While a substantial body of evidence now confirms the negative effects of exposure to air pollution on children and working-age adults, research on how pollution affects older adults has been more limited. In Hazed and Confused: The Effect of Air Pollution on Dementia (NBER Working Paper No. 24970),
Kelly C. Bishop,
Jonathan D. Ketcham, and
Nicolai V. Kuminoff examine the impact of long-term exposure to air pollution on older adults, specifically the likelihood that they will suffer from dementia.
The researchers link Medicare records to Environmental Protection Agency (EPA) data on air quality to study how exposure to fine-particulate air pollution (PM 2.5) — a type of air pollution that medical researchers suspect may cause dementia — affects dementia rates.

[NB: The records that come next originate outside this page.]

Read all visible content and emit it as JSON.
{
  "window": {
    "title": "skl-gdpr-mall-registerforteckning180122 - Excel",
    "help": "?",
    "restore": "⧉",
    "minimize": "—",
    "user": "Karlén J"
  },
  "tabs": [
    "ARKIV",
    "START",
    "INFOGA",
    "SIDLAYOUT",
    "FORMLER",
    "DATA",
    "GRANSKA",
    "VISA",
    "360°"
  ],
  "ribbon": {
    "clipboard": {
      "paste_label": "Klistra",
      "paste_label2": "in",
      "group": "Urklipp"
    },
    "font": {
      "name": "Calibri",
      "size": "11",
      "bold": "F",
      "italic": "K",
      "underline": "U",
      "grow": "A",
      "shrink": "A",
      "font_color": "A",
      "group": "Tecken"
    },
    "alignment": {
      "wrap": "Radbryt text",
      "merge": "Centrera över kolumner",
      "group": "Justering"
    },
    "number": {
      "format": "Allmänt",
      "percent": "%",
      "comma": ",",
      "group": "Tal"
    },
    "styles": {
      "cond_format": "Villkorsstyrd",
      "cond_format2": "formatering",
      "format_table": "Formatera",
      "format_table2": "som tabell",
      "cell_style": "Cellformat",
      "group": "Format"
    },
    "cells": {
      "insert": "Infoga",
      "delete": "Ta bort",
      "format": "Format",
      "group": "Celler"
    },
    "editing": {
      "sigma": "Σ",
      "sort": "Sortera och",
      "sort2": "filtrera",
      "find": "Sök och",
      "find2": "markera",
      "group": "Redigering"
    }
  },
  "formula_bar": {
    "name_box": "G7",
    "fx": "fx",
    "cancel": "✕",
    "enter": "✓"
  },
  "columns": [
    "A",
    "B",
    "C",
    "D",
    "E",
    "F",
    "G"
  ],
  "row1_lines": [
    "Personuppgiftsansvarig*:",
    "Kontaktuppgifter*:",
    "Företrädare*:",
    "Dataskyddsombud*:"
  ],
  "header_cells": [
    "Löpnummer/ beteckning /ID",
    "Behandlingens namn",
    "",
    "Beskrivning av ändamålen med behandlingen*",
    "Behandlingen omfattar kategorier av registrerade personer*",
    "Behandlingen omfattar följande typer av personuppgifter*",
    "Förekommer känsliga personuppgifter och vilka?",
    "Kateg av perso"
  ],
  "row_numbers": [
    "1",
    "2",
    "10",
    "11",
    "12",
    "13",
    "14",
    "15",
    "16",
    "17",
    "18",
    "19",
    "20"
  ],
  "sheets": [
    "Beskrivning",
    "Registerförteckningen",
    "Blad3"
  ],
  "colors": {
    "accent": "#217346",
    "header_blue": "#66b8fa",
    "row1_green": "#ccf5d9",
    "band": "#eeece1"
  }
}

As a source of variation, the researchers rely on the fact that, in 2005, the EPA designated a number of US counties as being in violation of a federal standard on maximum PM 2.5 pollution levels. As a result of this designation, those counties — which were home to more than 25 percent of all Americans over the age of 65 – were required to take steps to remediate the pollution. Individuals living in the designated counties experienced a larger decline in average PM 2.5 exposure over the ensuing decade than those living in other counties.
The researchers find a significant relationship between fine-particulate pollution exposure and dementia rates, calculating that a “1 microgram-per-cubic-meter increase in average decadal exposure (9.1% of the mean) increases the probability of receiving a dementia diagnosis by 1.3 percentage points (6.7% of the mean).” The size of this effect is comparable to two-thirds of the additional risk of dementia incurred by a diagnosis of hypertension and one-third of the risk associated with diabetes.
Using their findings, the researchers estimate the health consequences of the EPA’s decision to regulate PM 2.5. They conclude that it reduced the number of dementia cases in the United States in 2013 by approximately 140,000.
The researchers value this disease reduction using estimates of the economic value of longer, and higher-quality, life, and conclude that the reduction in dementia would be valued at over $150 billion. They point out that other potential benefits, such as decreased Medicare expenditures, reductions in hours of care provided by unpaid caregivers, and improved financial decision-making among older adults, are not considered in this calculation.
The EPA’s decision to regulate fine-particulate air pollution in 2005 reduced the number of dementia cases in the United States in 2013 by approximately 140,000.
Air quality regulations are likely to have equity implications. African-Americans and Hispanics, individuals living in low-income areas, and those with less education are more likely to receive a dementia diagnosis. The researchers observe that “differences in neighborhood air quality may contribute to these socioeconomic disparities in disease burden.”
The negative effects of fine-particulate air pollution persist below the current federal standard, which suggests that tighter regulation could produce meaningful reductions in the prevalence of dementia. The researchers conclude that their findings suggest that it may be appropriate to account for the benefits of reduced dementia in cost-benefit analyses of air quality regulation.
— Dwyer Gunn